bspwm to adhere more closely to the Unix philosophy. For instance, it doesn’t process keyboard shortcuts, relying on external programs (such as
sxhkd) to do so. So, a sample
sxhkdrc looks like this:
# Alternate between the tiled and monocle layout
super + m
bspc desktop -l next
# Swap the current node and the biggest node
super + g
bspc node -s biggest.local
# Cancel the preselection for the focused desktop
super + ctrl + shift + space
bspc query -N -d | xargs -I id -n 1 bspc node id -p cancel
Note how every command is just a simple shell command line invocation. Also, note how clever this model is: since the configuration file is just an executable,
bspwm doesn’t need to parse it; it doesn’t even need to read it, just execute it. From
bspwm perspective, its content is irrelevant. As such, I can write my config file in whatever language I want, even compiled ones. It’s written in
fish, but could also be in Lua:
#! /usr/bin/env lua
-- A bspwmrc written in lua
os.execute("bspc config initial_polarity first_child")
os.execute("bspc config border_width 1")
Or, perhaps, Ruby:
#! /usr/bin/env ruby
# A bspwmrc written in ruby
`bspc config initial_polarity first_child`
`bspc config border_width 1`
This is truly a language agnostic plugin model. Kakoune, instead, is tied to POSIX shell scripting more than we usually admit.
It also has the benefit to abstract away both the handling of communication with the server and the protocol to do so. If it uses
ZeroMQ, raw strings, etc., for the user it doesn’t matter, and frees the

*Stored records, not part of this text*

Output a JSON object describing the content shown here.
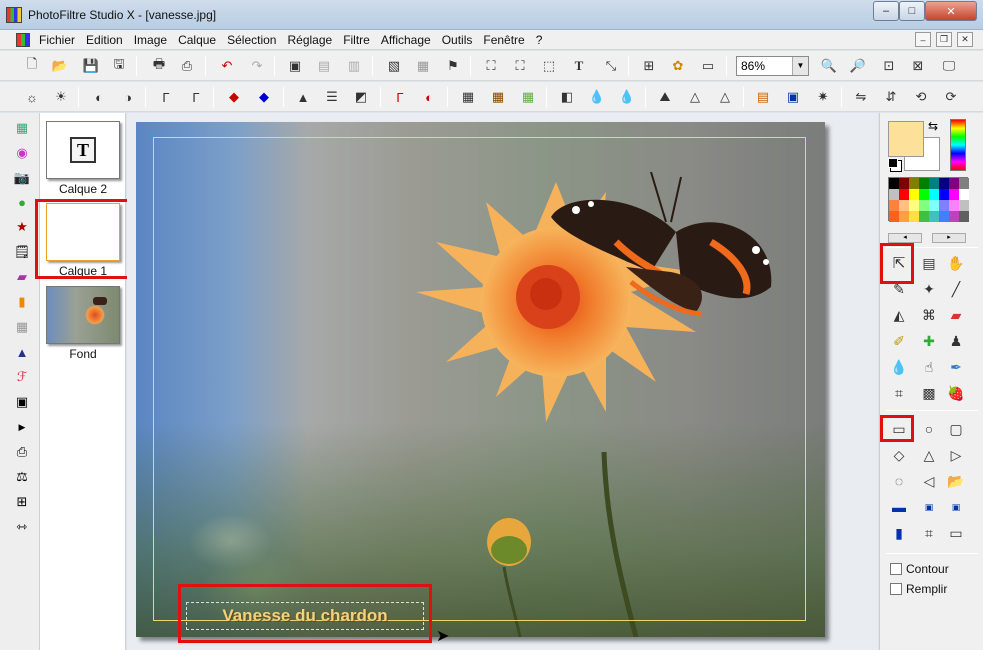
{
  "window": {
    "title": "PhotoFiltre Studio X - [vanesse.jpg]",
    "controls": {
      "minimize": "–",
      "maximize": "□",
      "close": "✕"
    }
  },
  "menu": {
    "items": [
      "Fichier",
      "Edition",
      "Image",
      "Calque",
      "Sélection",
      "Réglage",
      "Filtre",
      "Affichage",
      "Outils",
      "Fenêtre",
      "?"
    ],
    "mdi_controls": {
      "minimize": "–",
      "restore": "❐",
      "close": "✕"
    }
  },
  "toolbar": {
    "zoom_value": "86%",
    "text_tool_glyph": "T"
  },
  "layers": [
    {
      "name": "Calque 2",
      "thumb_glyph": "T"
    },
    {
      "name": "Calque 1"
    },
    {
      "name": "Fond"
    }
  ],
  "canvas": {
    "caption": "Vanesse du chardon"
  },
  "right_panel": {
    "palette_colors": [
      "#000000",
      "#800000",
      "#808000",
      "#008000",
      "#008080",
      "#000080",
      "#800080",
      "#808080",
      "#c0c0c0",
      "#ff0000",
      "#ffff00",
      "#00ff00",
      "#00ffff",
      "#0000ff",
      "#ff00ff",
      "#ffffff",
      "#ff8040",
      "#ffc080",
      "#ffff80",
      "#80ff80",
      "#80ffff",
      "#8080ff",
      "#ff80ff",
      "#c0c0c0",
      "#ff6020",
      "#ffa040",
      "#ffe040",
      "#40c040",
      "#40c0c0",
      "#4080ff",
      "#c040c0",
      "#606060"
    ],
    "options": {
      "contour_label": "Contour",
      "remplir_label": "Remplir"
    }
  }
}
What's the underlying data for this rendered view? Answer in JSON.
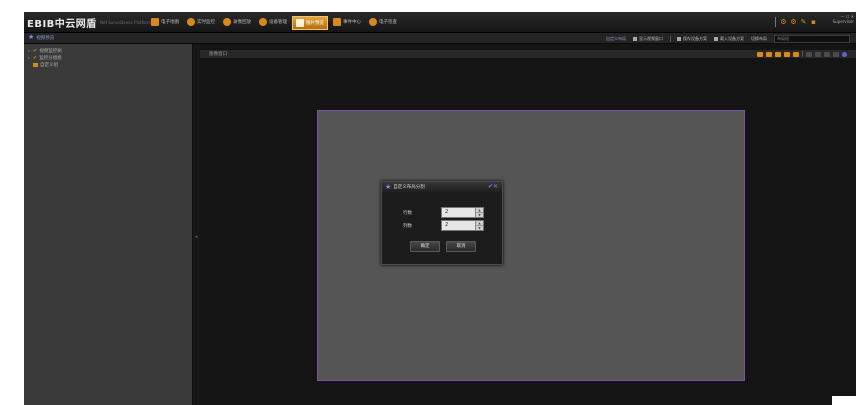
{
  "app": {
    "logo": "EBIB中云网盾",
    "logo_subtitle": "Net Surveillance Platform",
    "menu": [
      {
        "label": "电子地图",
        "icon": "map-icon"
      },
      {
        "label": "实时监控",
        "icon": "camera-icon"
      },
      {
        "label": "录像回放",
        "icon": "playback-icon"
      },
      {
        "label": "设备管理",
        "icon": "device-icon"
      },
      {
        "label": "图片预览",
        "icon": "picture-icon",
        "active": true
      },
      {
        "label": "事件中心",
        "icon": "event-icon"
      },
      {
        "label": "电子巡查",
        "icon": "patrol-icon"
      }
    ],
    "window_controls": "— ☐ ✕",
    "window_user": "Supervisor",
    "accent_color": "#d8891c"
  },
  "subbar": {
    "title": "视频预览",
    "layout_link": "自定义布局",
    "tools": [
      "显示视频窗口",
      "保存设备方案",
      "载入设备方案",
      "切换布局"
    ],
    "select_value": "布局组"
  },
  "tree": {
    "items": [
      {
        "label": "视频监控树",
        "expand": "▸",
        "check": "✔"
      },
      {
        "label": "监控分组组",
        "expand": "▸",
        "check": "✔"
      },
      {
        "label": "自定义组",
        "expand": "",
        "check": ""
      }
    ]
  },
  "main": {
    "title": "图像窗口",
    "splitter_glyph": "◂"
  },
  "dialog": {
    "title": "自定义布局分割",
    "close": "✔✕",
    "rows_label": "行数",
    "rows_value": "2",
    "cols_label": "列数",
    "cols_value": "2",
    "ok_label": "确定",
    "cancel_label": "取消"
  }
}
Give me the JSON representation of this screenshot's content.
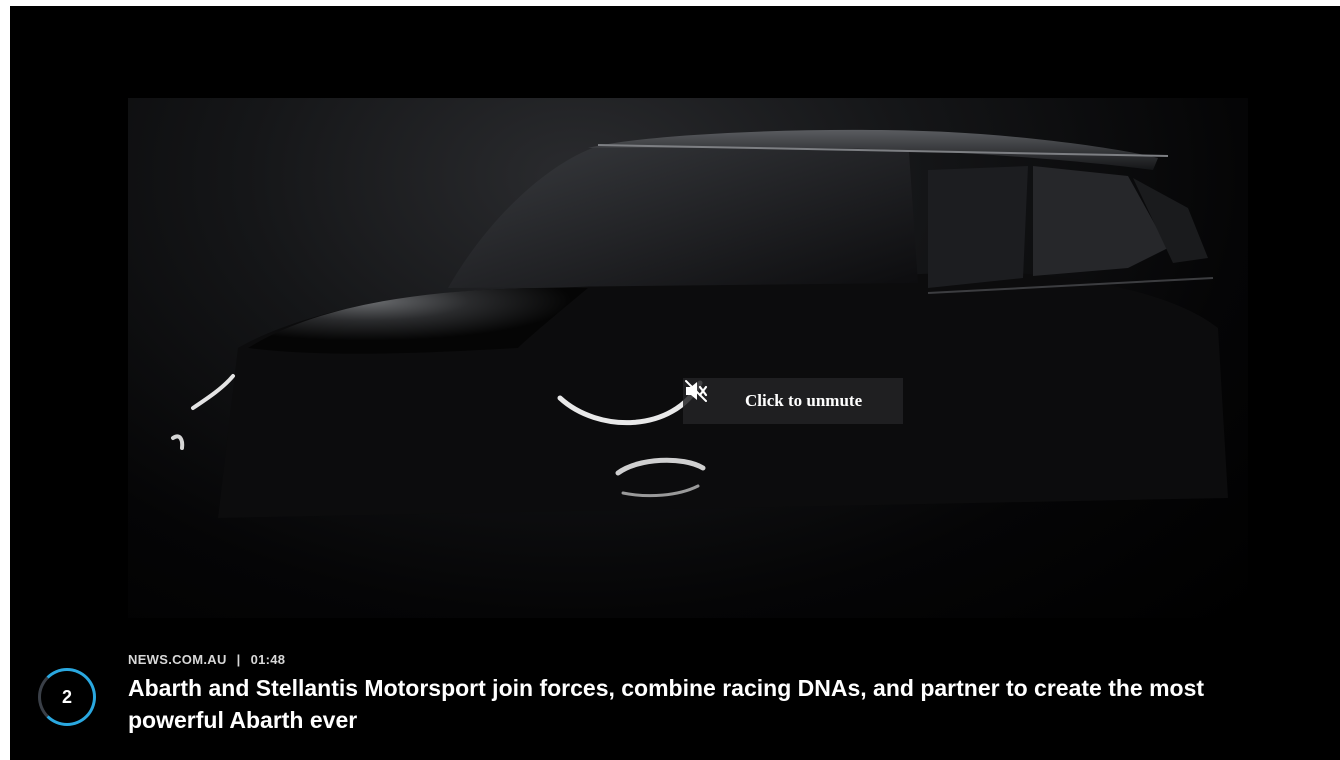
{
  "player": {
    "unmute_label": "Click to unmute",
    "unmute_icon": "speaker-muted-icon"
  },
  "caption": {
    "position_number": "2",
    "source": "NEWS.COM.AU",
    "separator": "|",
    "duration": "01:48",
    "headline": "Abarth and Stellantis Motorsport join forces, combine racing DNAs, and partner to create the most powerful Abarth ever"
  },
  "colors": {
    "background": "#000000",
    "accent": "#2aa8e0",
    "text": "#ffffff"
  }
}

bspwm developers to change to another implementation if needed without compromising the API.
I don’t know if this is a model that can be used by Kakoune, but if it could, it would be a big improvement.